Some people think they need to be aloof and hard-to-get to be attractive. Others wear their emotions on their sleeve. Both can be off-putting. What matters is how you manifest your feelings for someone. You can express your desire as long as you aren’t desperate and needy, on the one hand, or controlling and manipulative, on the other. There is nothing more attractive than someone who can express desire or love while still maintaining a sense of self and having the self-discipline to resist engaging in a mediocre relationship.

“I really think you’re special and enjoy spending time with you. Lately, I get the sense that you are backing off, and would like to know if that’s right.”

Whether this relationship works out or not, it’s important to start relationships with clear and positive communication to to be able to figure out how to reconcile your different expectations. Whether you’ve just been dating for a month or married for 25 years, communicating openly with respect is the way to keep the relationship improving.

by Alison Poulsen, PhD


Is “playing hard to get” just a game?

"I'll Give You the Moon and the Stars" by Mimi Stuart ©

“I’ll Give You the Moon and the Stars”
by Mimi Stuart ©

If you find yourself frequently pursuing intimacy and wondering why the person you’re pursuing seems to back away, your friends may give you advice to “play hard to get.” But perhaps you don’t want to play games and be inauthentic within your relationship. You would rather be honest about your strong feelings, even though you are pushing the other person away.

Is “playing hard to get” inauthentic?

Life is a series of adventures, misadventures, and adjustments. One of the adjustments a pursuer needs to make is to resist the conspicuous chase that too frequently ends in disappointment.

At first it may feel like a pretense to try changing your inclination to pursue. It may feel inauthentic to pursue other interests and have fun with other friends when all you want to do is spend every minute with the person you’re pursuing. Yet ultimately you may find the distractions and separation rewarding. In the end it will make YOU more interesting to the target of your affection.

It can be difficult to develop a new quality and try a new approach. It is normal to feel awkward and fake. For instance, saying “no” feels inauthentic when you are just learning to set boundaries. Similarly, not always saying “yes” to the person you’re pursuing may feel inauthentic while you are learning to seek balance in your relationship. Yet eventually this approach will feel natural and will serve to make you more desirable.

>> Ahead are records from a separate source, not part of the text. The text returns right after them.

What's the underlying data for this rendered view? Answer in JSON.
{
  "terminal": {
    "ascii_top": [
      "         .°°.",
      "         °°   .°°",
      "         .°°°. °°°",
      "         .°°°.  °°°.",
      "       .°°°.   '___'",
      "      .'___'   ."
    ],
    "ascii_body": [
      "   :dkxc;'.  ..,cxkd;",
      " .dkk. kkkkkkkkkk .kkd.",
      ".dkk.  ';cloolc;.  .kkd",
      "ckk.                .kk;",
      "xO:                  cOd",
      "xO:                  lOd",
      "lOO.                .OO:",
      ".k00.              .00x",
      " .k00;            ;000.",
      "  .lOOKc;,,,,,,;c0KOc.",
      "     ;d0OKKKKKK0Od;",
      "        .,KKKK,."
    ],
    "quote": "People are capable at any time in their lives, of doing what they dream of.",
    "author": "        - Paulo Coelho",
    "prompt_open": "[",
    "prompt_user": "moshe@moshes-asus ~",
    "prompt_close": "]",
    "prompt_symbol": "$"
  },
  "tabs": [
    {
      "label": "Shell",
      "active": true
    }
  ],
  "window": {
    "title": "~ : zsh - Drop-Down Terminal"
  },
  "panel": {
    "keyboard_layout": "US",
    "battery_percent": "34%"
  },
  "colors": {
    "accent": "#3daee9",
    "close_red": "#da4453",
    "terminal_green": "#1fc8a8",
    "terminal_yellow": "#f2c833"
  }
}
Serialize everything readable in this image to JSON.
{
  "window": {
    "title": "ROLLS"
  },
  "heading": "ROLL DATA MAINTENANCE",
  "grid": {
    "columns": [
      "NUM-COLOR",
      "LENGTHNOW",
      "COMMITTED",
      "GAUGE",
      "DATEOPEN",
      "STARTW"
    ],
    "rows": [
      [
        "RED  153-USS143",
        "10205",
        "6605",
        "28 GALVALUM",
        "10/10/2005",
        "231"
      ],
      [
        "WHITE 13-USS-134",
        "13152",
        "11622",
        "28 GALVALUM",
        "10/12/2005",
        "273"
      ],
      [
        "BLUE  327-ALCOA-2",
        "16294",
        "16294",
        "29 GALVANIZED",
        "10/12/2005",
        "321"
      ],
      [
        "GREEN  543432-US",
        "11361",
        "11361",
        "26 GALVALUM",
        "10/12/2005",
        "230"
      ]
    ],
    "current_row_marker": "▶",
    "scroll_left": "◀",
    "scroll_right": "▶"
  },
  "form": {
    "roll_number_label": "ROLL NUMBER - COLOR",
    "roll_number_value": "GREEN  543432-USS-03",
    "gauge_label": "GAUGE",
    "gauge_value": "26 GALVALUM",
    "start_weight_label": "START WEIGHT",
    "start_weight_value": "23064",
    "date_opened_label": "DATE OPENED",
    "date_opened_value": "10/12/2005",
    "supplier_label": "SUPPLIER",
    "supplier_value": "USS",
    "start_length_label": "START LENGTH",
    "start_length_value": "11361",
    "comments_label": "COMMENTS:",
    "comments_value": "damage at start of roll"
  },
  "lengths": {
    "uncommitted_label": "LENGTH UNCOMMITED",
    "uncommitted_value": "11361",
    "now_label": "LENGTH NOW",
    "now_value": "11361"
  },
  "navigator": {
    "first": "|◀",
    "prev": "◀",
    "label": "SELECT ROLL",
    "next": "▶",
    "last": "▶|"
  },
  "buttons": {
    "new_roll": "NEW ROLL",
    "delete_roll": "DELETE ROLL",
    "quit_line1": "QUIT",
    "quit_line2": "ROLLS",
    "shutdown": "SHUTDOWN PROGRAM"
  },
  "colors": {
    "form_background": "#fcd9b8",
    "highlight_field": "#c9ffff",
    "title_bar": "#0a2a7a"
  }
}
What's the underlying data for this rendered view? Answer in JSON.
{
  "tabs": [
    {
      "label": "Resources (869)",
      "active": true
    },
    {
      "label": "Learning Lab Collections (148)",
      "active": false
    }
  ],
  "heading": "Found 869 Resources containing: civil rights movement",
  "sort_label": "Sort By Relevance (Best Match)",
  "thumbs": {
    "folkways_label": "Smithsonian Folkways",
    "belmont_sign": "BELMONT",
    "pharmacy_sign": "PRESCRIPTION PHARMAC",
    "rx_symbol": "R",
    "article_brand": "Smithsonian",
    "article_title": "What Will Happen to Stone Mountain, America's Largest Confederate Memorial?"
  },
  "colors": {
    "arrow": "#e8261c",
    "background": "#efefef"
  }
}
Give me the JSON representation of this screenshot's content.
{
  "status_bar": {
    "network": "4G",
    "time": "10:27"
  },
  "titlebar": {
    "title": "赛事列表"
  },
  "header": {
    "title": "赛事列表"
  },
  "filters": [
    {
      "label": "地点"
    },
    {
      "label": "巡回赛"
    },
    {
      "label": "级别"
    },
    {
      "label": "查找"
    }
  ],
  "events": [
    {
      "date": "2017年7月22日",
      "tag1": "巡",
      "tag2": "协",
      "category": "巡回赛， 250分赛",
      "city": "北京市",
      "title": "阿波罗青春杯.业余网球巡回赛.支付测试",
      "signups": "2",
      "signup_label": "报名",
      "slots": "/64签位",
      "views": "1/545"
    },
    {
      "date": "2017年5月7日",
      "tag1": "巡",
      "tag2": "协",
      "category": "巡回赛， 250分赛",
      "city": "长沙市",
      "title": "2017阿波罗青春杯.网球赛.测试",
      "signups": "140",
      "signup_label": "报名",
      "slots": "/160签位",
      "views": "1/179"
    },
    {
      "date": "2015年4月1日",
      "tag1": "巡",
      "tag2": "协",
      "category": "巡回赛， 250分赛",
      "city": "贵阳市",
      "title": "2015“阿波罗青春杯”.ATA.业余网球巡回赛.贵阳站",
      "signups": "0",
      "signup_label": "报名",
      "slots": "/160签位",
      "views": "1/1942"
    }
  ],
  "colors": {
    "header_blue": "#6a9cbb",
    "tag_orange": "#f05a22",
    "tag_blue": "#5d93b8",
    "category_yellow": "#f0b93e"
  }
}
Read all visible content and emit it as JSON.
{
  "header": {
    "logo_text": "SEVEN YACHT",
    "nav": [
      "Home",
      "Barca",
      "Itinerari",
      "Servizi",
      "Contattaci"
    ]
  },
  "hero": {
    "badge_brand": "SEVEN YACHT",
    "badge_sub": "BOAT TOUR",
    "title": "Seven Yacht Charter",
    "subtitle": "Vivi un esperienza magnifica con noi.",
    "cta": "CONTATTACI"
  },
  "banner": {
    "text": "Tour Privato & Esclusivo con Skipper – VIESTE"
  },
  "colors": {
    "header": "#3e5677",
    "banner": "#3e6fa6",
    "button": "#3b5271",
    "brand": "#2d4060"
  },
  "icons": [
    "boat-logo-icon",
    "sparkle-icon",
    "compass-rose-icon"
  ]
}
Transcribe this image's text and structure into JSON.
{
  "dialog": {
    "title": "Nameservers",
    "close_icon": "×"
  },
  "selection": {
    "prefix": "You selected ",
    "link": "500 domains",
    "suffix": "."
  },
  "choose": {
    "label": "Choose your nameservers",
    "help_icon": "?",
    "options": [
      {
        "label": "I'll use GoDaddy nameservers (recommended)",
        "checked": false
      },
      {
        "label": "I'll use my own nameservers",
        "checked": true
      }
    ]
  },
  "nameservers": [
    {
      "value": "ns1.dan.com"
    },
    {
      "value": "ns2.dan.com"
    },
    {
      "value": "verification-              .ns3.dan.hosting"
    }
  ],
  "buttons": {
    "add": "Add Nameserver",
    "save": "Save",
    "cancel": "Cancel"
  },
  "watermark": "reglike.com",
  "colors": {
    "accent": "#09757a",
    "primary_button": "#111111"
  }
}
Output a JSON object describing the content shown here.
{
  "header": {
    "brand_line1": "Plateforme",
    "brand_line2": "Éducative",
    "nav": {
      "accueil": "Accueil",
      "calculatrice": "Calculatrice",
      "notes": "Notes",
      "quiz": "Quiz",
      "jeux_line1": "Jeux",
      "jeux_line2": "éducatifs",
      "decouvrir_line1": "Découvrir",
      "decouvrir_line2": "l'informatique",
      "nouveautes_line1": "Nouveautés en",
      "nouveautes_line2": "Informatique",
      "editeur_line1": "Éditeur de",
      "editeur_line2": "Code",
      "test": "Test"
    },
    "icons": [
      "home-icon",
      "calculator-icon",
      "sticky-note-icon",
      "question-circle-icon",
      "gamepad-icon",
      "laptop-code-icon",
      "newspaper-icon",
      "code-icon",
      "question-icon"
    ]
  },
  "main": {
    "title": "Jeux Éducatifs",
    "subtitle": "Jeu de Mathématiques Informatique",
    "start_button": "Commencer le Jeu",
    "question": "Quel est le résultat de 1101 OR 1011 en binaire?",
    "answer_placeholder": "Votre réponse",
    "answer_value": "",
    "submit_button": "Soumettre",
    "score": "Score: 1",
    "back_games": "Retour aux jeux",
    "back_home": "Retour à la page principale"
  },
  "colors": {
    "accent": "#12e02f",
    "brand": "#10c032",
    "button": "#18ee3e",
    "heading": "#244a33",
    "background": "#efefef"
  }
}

“Playing hard to get” may feel inauthentic. Becoming more independent may also feel awkward but it is not a game.

Fostering desire

Desire only flourishes when people maintain their own independent life, spark, and activities. When one person waits slavishly for the other’s attention, the other person loses interest because there’s no more challenge in the relationship.

Ideally you should engage in the relationship enough so that your partner will want to engage with you but remain occupied and independent enough so that he or she will want to KEEP pursuing you. This balance will enhance his or her appreciation for you and the desire to continue the pursuit of you.

So focus on your goal and not your immediate impulse. Your goal is to be in a relationship with someone who respects and desires you. By learning to allow for a little separateness and mystery you can create the groundwork for mutual desire, romance and intimacy.

by Dr. Alison Poulsen
@alisonpoulsen

https://www.facebook.com/dralisonpoulsen

Read “I always fall madly in love; we do everything together; and then, out of the blue, I get dumped.”

Read “I often feel depressed, anxious and desperate when my girlfriend is not giving me enough attention. For example, if she takes too long to reply to my text messages or is not very affectionate.”